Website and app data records

----------------

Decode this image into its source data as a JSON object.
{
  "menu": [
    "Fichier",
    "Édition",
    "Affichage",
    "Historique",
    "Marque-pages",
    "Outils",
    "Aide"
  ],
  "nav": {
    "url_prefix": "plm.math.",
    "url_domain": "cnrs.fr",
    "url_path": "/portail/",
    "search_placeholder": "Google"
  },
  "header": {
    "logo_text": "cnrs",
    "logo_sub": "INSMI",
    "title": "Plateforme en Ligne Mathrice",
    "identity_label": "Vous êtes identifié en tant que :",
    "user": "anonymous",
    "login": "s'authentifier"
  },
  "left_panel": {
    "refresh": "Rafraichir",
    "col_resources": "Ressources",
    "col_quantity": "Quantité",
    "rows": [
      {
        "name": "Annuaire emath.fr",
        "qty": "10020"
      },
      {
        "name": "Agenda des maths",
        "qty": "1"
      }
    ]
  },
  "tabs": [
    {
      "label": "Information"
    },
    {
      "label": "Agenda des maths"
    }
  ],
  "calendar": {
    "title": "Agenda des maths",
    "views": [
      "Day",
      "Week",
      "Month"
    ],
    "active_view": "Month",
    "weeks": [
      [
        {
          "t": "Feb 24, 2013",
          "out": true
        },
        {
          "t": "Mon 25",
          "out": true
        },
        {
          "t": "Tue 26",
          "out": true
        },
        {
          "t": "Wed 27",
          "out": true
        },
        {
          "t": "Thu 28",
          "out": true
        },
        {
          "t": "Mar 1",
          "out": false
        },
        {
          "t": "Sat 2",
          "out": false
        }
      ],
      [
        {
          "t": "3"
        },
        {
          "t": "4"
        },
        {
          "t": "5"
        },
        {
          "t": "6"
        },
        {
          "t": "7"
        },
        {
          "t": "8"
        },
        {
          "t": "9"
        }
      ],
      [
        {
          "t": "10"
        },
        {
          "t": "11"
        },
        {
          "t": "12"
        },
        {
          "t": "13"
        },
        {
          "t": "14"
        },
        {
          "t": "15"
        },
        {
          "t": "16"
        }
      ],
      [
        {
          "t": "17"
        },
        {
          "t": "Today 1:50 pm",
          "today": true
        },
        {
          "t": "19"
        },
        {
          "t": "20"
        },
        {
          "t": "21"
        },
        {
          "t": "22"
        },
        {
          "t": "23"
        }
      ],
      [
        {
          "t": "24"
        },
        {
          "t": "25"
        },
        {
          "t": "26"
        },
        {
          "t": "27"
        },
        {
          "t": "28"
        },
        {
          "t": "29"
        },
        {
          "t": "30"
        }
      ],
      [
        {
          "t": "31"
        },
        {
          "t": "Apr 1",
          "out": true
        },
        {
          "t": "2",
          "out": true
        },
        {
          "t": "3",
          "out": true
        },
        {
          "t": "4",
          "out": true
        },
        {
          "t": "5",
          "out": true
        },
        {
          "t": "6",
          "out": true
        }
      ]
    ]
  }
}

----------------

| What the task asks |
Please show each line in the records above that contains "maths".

| Result of the exercise |
        "name": "Agenda des maths",
      "label": "Agenda des maths"
    "title": "Agenda des maths",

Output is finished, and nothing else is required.